By Gary R. Hess. Category: Poetry

Poetry is an amazing art form. There are many different techniques, genres, emotions, and styles one can use to write a poem. Nonetheless, there are a few "commandments" we must follow when writing about this lovely form of art.

  1. I am a poem, thou shall not have false writings before me.

    A poem is a poem and not everything you separate into lines is a poem. Don't write prose and call it one; it isn't.

  2. Thou shall not use the poem's name in vain.

    This is much like the first, but seriously, don't do it! Write poetry because it is poetry and don't call other writings poetry when they aren't. Poetry is a specific literary genre used to express ones emotions in ways prose can't.
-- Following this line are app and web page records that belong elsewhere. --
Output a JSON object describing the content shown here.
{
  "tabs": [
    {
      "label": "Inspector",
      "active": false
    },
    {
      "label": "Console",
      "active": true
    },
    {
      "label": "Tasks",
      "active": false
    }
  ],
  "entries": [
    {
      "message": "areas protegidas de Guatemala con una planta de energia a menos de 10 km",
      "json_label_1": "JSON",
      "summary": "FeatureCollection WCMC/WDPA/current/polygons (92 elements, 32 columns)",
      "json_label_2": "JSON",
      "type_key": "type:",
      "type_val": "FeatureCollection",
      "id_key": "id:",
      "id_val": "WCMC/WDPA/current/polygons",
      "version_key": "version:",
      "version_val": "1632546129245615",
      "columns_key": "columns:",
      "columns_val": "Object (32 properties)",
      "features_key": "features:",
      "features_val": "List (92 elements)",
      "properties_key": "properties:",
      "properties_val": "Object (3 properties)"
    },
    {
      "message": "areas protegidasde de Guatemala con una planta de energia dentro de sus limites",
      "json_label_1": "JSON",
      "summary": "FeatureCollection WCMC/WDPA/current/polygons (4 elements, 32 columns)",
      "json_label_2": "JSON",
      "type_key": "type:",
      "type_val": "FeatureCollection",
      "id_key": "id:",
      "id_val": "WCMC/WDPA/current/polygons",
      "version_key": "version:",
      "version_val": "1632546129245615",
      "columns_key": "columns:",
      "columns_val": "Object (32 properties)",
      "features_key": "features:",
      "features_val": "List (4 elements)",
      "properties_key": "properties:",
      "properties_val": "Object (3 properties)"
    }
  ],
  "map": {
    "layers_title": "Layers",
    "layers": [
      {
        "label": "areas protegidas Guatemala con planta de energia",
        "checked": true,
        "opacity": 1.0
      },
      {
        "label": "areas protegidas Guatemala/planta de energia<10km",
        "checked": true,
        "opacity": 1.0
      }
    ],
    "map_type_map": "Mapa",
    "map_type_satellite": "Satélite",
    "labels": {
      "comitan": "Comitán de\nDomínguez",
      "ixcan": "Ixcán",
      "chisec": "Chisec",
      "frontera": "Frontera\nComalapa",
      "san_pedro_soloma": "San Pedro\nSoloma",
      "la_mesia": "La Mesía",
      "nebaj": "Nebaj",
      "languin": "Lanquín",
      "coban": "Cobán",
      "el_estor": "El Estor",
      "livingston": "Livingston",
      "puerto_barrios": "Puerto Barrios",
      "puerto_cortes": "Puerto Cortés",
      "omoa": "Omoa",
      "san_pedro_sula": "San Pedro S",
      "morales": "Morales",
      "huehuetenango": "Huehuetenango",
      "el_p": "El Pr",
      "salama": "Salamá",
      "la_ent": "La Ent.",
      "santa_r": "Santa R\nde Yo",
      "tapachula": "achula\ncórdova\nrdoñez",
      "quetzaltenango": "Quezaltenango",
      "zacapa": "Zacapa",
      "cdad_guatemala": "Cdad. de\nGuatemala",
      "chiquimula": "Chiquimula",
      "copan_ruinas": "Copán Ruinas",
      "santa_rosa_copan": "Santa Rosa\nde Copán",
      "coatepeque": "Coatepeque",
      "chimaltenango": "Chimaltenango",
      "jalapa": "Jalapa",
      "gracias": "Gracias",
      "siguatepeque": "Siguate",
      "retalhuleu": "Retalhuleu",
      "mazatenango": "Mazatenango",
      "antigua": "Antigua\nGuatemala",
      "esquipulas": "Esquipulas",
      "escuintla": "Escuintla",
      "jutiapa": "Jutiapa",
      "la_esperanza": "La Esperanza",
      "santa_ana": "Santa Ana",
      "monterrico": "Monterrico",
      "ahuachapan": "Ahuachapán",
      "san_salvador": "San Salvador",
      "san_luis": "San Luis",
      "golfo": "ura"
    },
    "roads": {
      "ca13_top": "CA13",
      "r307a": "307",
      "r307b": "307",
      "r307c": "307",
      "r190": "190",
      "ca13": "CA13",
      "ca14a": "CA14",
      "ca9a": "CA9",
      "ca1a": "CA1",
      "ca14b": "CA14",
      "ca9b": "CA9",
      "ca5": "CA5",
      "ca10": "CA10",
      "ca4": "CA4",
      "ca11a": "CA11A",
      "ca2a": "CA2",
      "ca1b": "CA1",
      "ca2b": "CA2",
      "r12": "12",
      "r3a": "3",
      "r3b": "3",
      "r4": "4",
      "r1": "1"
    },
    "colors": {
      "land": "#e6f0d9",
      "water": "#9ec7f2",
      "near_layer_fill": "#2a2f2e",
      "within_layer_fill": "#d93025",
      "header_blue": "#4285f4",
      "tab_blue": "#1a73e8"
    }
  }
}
  3. Remember to carry the rhythm, always.

    Poetry is mostly about rhythm. Now don't get me wrong, the entire poem doesn't need to be written in iambic-pentameter. However, keep it uniform. One line may be iambic-pentameter, the next iambic-trimeter, followed by iambic-pentameter again. It doesn't really matter. But the poem must flow. Read it aloud. Read it to yourself. Now read it aloud again. Does it flow? If not, change it.

  4. Honor thy meters and thy stanzas.

    Meters and stanzas aren't a literary term only for your amusement, use them!

  5. Thou shall not force rhyme.

    I've done this several times, everyone does. Actually, sometimes when I'm reading famous classical works I notice something that looks forced. That's a big no no. Rhyming is great for keeping flow, but it isn't the only way to do so. Rhyme when it is possible, but don't over-rhyme. If you can't find a word to rhyme with, then it isn't meant to be.

  6. Thou shall not commit to one emotion.

    Many young poets (and some older) feel it is easiest to write when they are in love or feeling down. I know this was true for me at one time. However, those aren't the only two emotions we feel and they aren't the only emotions your readers feel. Give them laughter, give them greatness, give them beauty! And I'm not just talking about your emotions, but the emotions you express in your writings.

  7. Thou shall not steal.

    Please, please for the love of literature, do not steal other writer's work and claim it as your own.

  8. Thou shall not bear false witness against thy rhythm.

    Don't try to keep a "false rhythm." A rhythm is there for your reader's to read smoothly and feel an emotion. Don't use a rhythm that doesn't work when read aloud.

  9. Thou shall not covet thy neighbor's poem.

    Don't try to be Emily Dickinson or Maya Angelou, be yourself. Most great poets are great because they are unique, not because they sound exactly like every other poet.

  10. Thou shall not covet thy neighbor's pen.

    Buy your own, fool! But seriously, use your own voice and not your neighbor's. That is, unless you have a character in your poem which your neighbor would play a great part as.

You might be wondering what 10 Commandments this is based off of. It is the Catholic ten.